The night ended with the ASIA executive board calling for a group sing-a-long to “Here Comes The Sun” by The Beatles. Hope and awareness was an over-arching theme for the night, and ASIA expressed its dedication throughout the event.

“We want to make people aware of what’s going on,” said Daniel LeMar, a junior writing, literature, and publishing major, and President of ASIA. “Even if it’s something that happened in November, it’s still a continuation of efforts.”

Although the storm has long passed, the Filipino people still feel its effects. According to a recent report by the United Nations, 1 million homes are damaged and almost 2,000 people are still missing.

Sandrayati Fay, a sophomore performing arts major, said she has family and friends who live in the Philippines. She said she is thankful that her immediate family is safe, but has heard many intense stories from friends and other relatives. Fay performed last at the event, singing and playing the guitar.

“We had a lot of friends and relatives who were affected,” she said. “All the consequences of the storm are still happening there. People are still starving. It’s easy to forget because we’re so far away. We should be having events like this. It brings more of an awareness about it.”

Wednesday night’s event brought relief for what has been a serious topic by bringing comedy into the conversation. 

“When I found out this happened I really wanted to do something about it,” said Kelsey Jance, junior visual media arts major, and also a member of ASIA. “I’m a Filipino-American, and my family wasn’t directly affected, but obviously it still really resonated with me. It’s really great that we were able to do this.”

ASIA is not the only organization that hosted a fundraiser for the Philippines.
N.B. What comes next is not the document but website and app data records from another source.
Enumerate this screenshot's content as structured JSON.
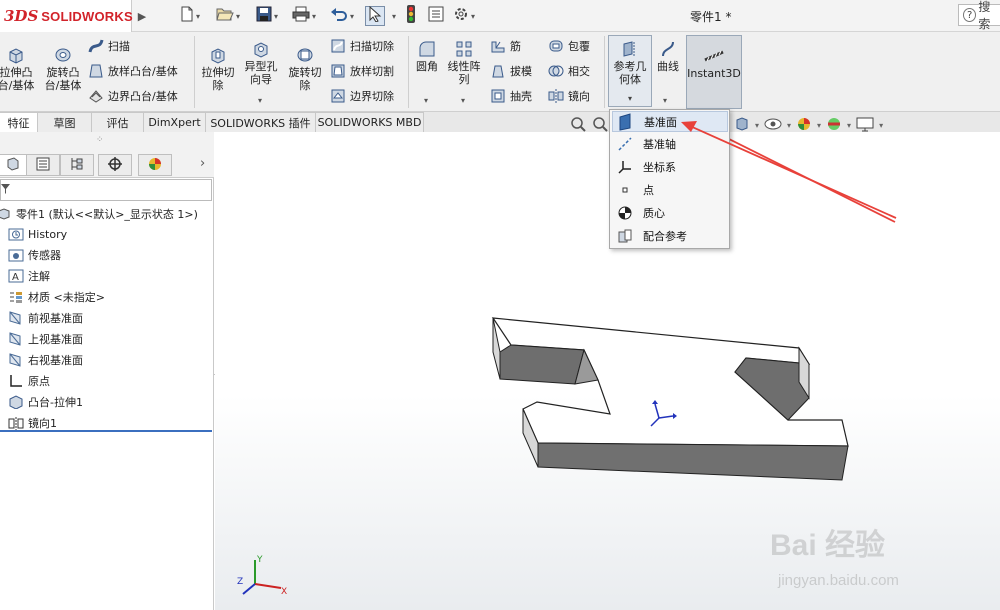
{
  "app": {
    "logo_mark": "3DS",
    "logo_text": "SOLIDWORKS",
    "document_title": "零件1 *",
    "search_placeholder": "搜索"
  },
  "quick_access": {
    "icons": [
      "new-icon",
      "open-icon",
      "save-icon",
      "print-icon",
      "undo-icon",
      "select-icon",
      "traffic-light-icon",
      "file-properties-icon",
      "options-gear-icon"
    ]
  },
  "ribbon": {
    "extrude_boss": "拉伸凸台/基体",
    "revolve_boss": "旋转凸台/基体",
    "sweep": "扫描",
    "loft_boss": "放样凸台/基体",
    "boundary_boss": "边界凸台/基体",
    "extrude_cut": "拉伸切除",
    "hole_wizard": "异型孔向导",
    "revolve_cut": "旋转切除",
    "swept_cut": "扫描切除",
    "lofted_cut": "放样切割",
    "boundary_cut": "边界切除",
    "fillet": "圆角",
    "linear_pattern": "线性阵列",
    "rib": "筋",
    "draft": "拔模",
    "shell": "抽壳",
    "wrap": "包覆",
    "intersect": "相交",
    "mirror": "镜向",
    "ref_geometry": "参考几何体",
    "curves": "曲线",
    "instant3d": "Instant3D"
  },
  "tabs": [
    "特征",
    "草图",
    "评估",
    "DimXpert",
    "SOLIDWORKS 插件",
    "SOLIDWORKS MBD"
  ],
  "tree": {
    "root": "零件1 (默认<<默认>_显示状态 1>)",
    "items": [
      "History",
      "传感器",
      "注解",
      "材质 <未指定>",
      "前视基准面",
      "上视基准面",
      "右视基准面",
      "原点",
      "凸台-拉伸1",
      "镜向1"
    ]
  },
  "ref_menu": {
    "items": [
      "基准面",
      "基准轴",
      "坐标系",
      "点",
      "质心",
      "配合参考"
    ],
    "highlighted_index": 0
  },
  "axes": {
    "x": "X",
    "y": "Y",
    "z": "Z"
  },
  "watermark": {
    "main": "Bai 经验",
    "sub": "jingyan.baidu.com"
  },
  "colors": {
    "brand": "#d2232a",
    "highlight": "#dfe8f4",
    "arrow": "#e8413a"
  }
}
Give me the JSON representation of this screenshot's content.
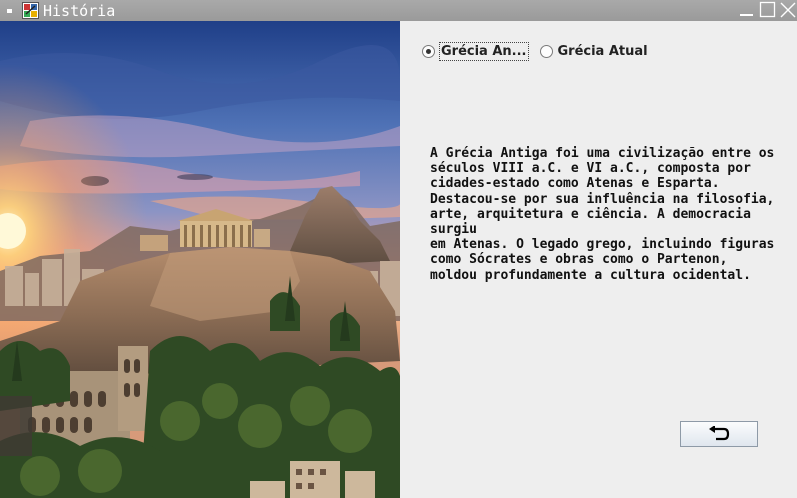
{
  "window": {
    "title": "História"
  },
  "options": {
    "ancient_label": "Grécia An...",
    "modern_label": "Grécia Atual",
    "selected": "ancient"
  },
  "content": {
    "description": "A Grécia Antiga foi uma civilização entre os\nséculos VIII a.C. e VI a.C., composta por\ncidades-estado como Atenas e Esparta.\nDestacou-se por sua influência na filosofia,\narte, arquitetura e ciência. A democracia surgiu\nem Atenas. O legado grego, incluindo figuras\ncomo Sócrates e obras como o Partenon,\nmoldou profundamente a cultura ocidental."
  },
  "icons": {
    "app": "java-app-icon",
    "back": "undo-arrow-icon",
    "minimize": "minimize-icon",
    "maximize": "maximize-icon",
    "close": "close-icon"
  },
  "colors": {
    "titlebar": "#a3a3a3",
    "panel": "#eeeeee",
    "text": "#111111"
  }
}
In November, shortly after the storm hit, Emerson sorority Alpha Epsilon Phi contacted ASIA to help raise money. They made and sold thank-you cards that students could send to their friends on campus. The fundraiser was called “Cards to Show You Care” and all the money raised went to the Red Cross to assist in recovery.

“We really can make a difference when we work together,” said LeMar. “I think there is an incredible strength in numbers and in community. It was really touching to see some people who care about helping the Philippines.”
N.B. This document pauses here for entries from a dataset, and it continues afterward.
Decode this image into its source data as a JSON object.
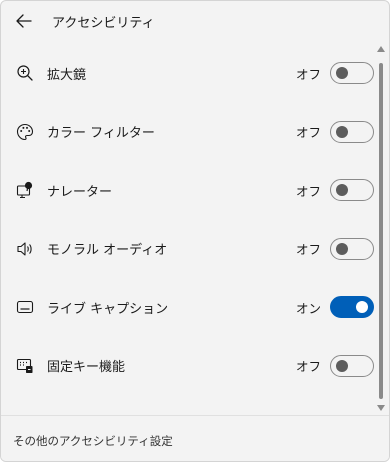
{
  "header": {
    "title": "アクセシビリティ",
    "back_icon": "arrow-left-icon"
  },
  "items": [
    {
      "label": "拡大鏡",
      "state": "オフ",
      "on": false,
      "icon": "magnifier-icon"
    },
    {
      "label": "カラー フィルター",
      "state": "オフ",
      "on": false,
      "icon": "palette-icon"
    },
    {
      "label": "ナレーター",
      "state": "オフ",
      "on": false,
      "icon": "narrator-icon"
    },
    {
      "label": "モノラル オーディオ",
      "state": "オフ",
      "on": false,
      "icon": "speaker-icon"
    },
    {
      "label": "ライブ キャプション",
      "state": "オン",
      "on": true,
      "icon": "captions-icon"
    },
    {
      "label": "固定キー機能",
      "state": "オフ",
      "on": false,
      "icon": "keyboard-icon"
    }
  ],
  "footer": {
    "link": "その他のアクセシビリティ設定"
  },
  "colors": {
    "accent": "#005fb8",
    "panel_bg": "#f3f3f3"
  }
}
LeMar said he was very pleased with the outcome and with the event as a whole.

 “I was so surprised at how funny people were and how much we laughed,” he said. “Emerson students have a certain way of exceeding my expectations.”
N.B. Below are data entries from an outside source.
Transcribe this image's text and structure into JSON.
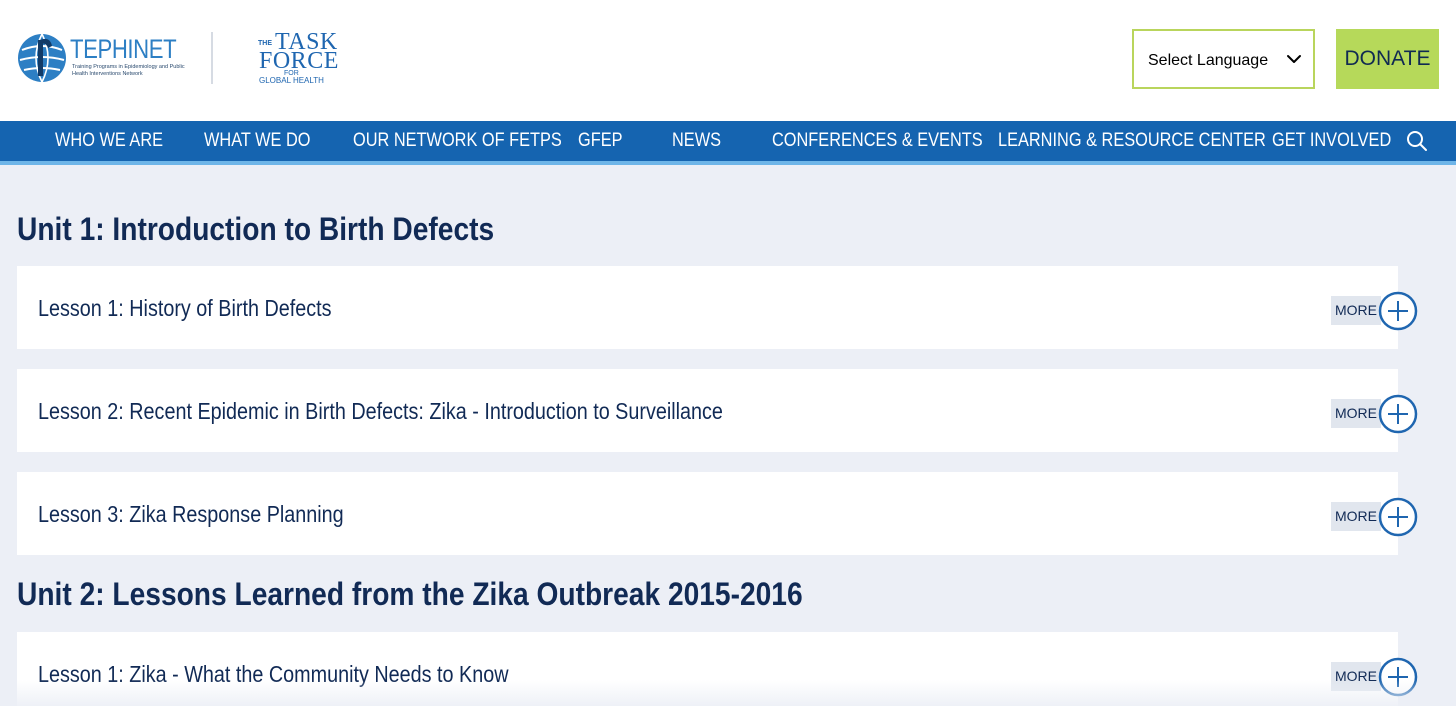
{
  "header": {
    "tephinet_name": "TEPHINET",
    "tephinet_tagline": "Training Programs in Epidemiology and Public Health Interventions Network",
    "taskforce": {
      "the": "THE",
      "task": "TASK",
      "force": "FORCE",
      "for": "FOR",
      "global": "GLOBAL HEALTH"
    },
    "language_select": {
      "label": "Select Language"
    },
    "donate_label": "DONATE"
  },
  "nav": {
    "items": [
      "WHO WE ARE",
      "WHAT WE DO",
      "OUR NETWORK OF FETPS",
      "GFEP",
      "NEWS",
      "CONFERENCES & EVENTS",
      "LEARNING & RESOURCE CENTER",
      "GET INVOLVED"
    ]
  },
  "units": [
    {
      "title": "Unit 1: Introduction to Birth Defects",
      "lessons": [
        {
          "title": "Lesson 1: History of Birth Defects",
          "more": "MORE"
        },
        {
          "title": "Lesson 2: Recent Epidemic in Birth Defects: Zika - Introduction to Surveillance",
          "more": "MORE"
        },
        {
          "title": "Lesson 3: Zika Response Planning",
          "more": "MORE"
        }
      ]
    },
    {
      "title": "Unit 2: Lessons Learned from the Zika Outbreak 2015-2016",
      "lessons": [
        {
          "title": "Lesson 1: Zika - What the Community Needs to Know",
          "more": "MORE"
        }
      ]
    }
  ],
  "colors": {
    "nav_bg": "#1564b0",
    "nav_accent": "#6eb5e8",
    "donate_bg": "#b6d95a",
    "page_bg": "#eceff6",
    "heading_text": "#112a55"
  }
}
Typhoon Haiyan struck right before the Christmas season, a widely celebrated holiday in the Philippines. According to Fay, though the typhoon struck so close to the holiday, Filipinos are able to find hope among the chaos.

“Christmastime is the celebration of the year in the Philippines,” Fay said. “People celebrate for months, and a typhoon during this time is always difficult to see. But at the same time, the funny thing about the Philippines is no matter what, the people there can still find hope and still find a way to celebrate, which is a beautiful thing about the Philippines.”